Evening BarSmyth Hotel, 85 W. Broadway, Financial District | 212.220.4110
For late-night revelers, Little Park—the restaurant beneath the Smyth Hotel—offers the adjoining Evening Bar, a cozy spot to sip on mixologist Anne Robinson’s inventive cocktails.
Puffy’s81 Hudson St., Tribeca | 212.227.3912
This long, dark bar on a lonesome corner in Tribeca is handsome, yet non-descript, which is kind of what you want when the sole intent of the night is to grab some drinks with friends. You can generally always get a small table or seat at the bar, and well, there are darts in the back. This isn't fancy (no craft cocktails in sight), so swing by when you want something basic or a beer.
Smith & Mills71 N. Moore St., Tribeca | 212.226.2515
This cool little hole-in-the-wall bar in Tribeca is delightful for a quick, quiet drink (or two), and a delicious seafood dinner if you can nab a seat. There are oysters and mussels on the menu, as well as an excellent brioche bun burger.
Terroir24 Harrison St., Tribeca | 212.625.9463
Terroir is the kind of bar where even wine connoisseurs might learn something new.
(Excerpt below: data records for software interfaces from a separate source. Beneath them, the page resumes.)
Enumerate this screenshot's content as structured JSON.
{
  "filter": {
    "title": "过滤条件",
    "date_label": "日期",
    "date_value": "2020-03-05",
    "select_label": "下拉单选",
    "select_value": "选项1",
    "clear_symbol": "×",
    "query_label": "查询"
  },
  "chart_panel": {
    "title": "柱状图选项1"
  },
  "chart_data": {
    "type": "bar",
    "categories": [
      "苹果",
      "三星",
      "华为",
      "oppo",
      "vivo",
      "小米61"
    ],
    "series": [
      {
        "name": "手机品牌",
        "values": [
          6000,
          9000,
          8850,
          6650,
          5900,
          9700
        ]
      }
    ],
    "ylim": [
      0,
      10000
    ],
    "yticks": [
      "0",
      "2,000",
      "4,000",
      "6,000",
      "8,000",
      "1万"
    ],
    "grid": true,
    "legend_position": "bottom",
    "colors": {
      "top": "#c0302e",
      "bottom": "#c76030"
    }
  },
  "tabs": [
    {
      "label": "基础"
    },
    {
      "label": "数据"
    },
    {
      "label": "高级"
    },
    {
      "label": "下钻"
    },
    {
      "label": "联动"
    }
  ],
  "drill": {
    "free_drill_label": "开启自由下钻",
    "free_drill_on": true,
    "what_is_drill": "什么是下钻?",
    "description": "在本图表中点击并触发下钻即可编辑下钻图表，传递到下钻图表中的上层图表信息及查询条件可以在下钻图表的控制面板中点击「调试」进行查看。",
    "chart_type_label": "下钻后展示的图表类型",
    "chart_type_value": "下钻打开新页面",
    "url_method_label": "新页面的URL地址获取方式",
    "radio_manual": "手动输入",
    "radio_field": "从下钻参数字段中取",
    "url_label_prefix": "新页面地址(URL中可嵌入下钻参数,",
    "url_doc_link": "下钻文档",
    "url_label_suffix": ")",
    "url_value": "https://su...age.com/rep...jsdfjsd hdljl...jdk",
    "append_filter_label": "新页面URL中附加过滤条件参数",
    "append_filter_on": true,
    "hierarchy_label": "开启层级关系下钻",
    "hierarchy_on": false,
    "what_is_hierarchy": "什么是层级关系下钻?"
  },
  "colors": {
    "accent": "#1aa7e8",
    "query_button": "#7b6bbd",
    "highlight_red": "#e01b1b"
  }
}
And on the flip side, if you've always found wine intimidating, the incredibly knowledgeable staff are more than happy to make recommendations and teach you everything they know. Their wine menu is vast, as as is the meat-heavy small bites menu. During the summers, they set up shop on The Highline, too.
Weather Up159 Duane St., Tribeca | 212.766.3202
This is the second outpost of the Prospect Heights bar, loved for its great music and relaxed vibe.
Walker’s16 N. Moore St., Tribeca | 212.941.0142
This is one of Tribeca’s most history-laden taverns, with the pressed tin ceilings and sagging floors to prove it. The menu is a bit random—hummus, cowboy chili, chicken tenders—but most people really come for a cocktail and a seat at the wonderfully worn-in bar.
The Hideaway Seaport22 Peck Slip, 151 Water St., Financial District | 212.385.2222
At first glance, this looks like a laid-back bar with a good cocktail list; but the major appeal, here, is that on Sundays, they bring in Maryland Blue Crabs. These are served alongside nicer bar food than you'd expect, like truffled fries and a homemade burger. There is another downtown location in Tribeca.
The Dead Rabbit Grocery & Grog30 Water St., Financial District | 646.422.7906
This award-winning bar is incredibly well-executed to feel like a 19th-century Irish pub that’s been subtly turned on its head. (For one, the mixologists are some of the world’s best.) On the ground-floor, you’ll find a classic, though impeccably-designed taproom with bottled punch, whiskeys, and craft beers (along with a hearty menu of sandwiches and pies); Upstairs, it gets a little bit fancier as they make 72 historically accurate cocktails from the 19th-century in a lounge-like room. The food menu upstairs is actually the same, with offerings like sausage rolls, oysters, and burgers. Funnily, there’s a mini-grocery, too, in keeping with tradition where you can buy things like Irish Cheddar and salami to go or eat at the bar.
Pier A Harbor House22 Battery Place, Financial District | 212.785.0153
This historic 28,000-square-foot building used to be the headquarters of the Harbor Police. Built in 1886, it's a designated New York City landmark and registered on the National Register of Historic Places. Thanks to a gigantic refurb, it's now a multi-bar/restaurant destination, and its unparalleled views of the harbor are now open to the public. On the main floor, you'll find the Long Hall and Oyster Bar, which is kind of the perfect pitstop after a long walk along the Hudson—though there's also the whiskey-themed Harrison Room, complete with a really gorgeous stained-glass ceiling, and The Commissioner's Bar, where you'll find old-fashioned cocktails and a deep list of champagnes. Upstairs, there's a fancy restaurant, and above that, a private event space.
Vintry Wine & Whiskey57 Stone St., Financial District | 212.480.9800
The emphasis at this wine bar is on Burgundy, as evidenced by the dozens of excellent options from the region behind the bar. As the name suggests, they also offer carefully-crafted cocktails that generally revolve around whiskey. While it’s best as a post-work or pre-dinner pit-stop, they serve a limited menu of share plates.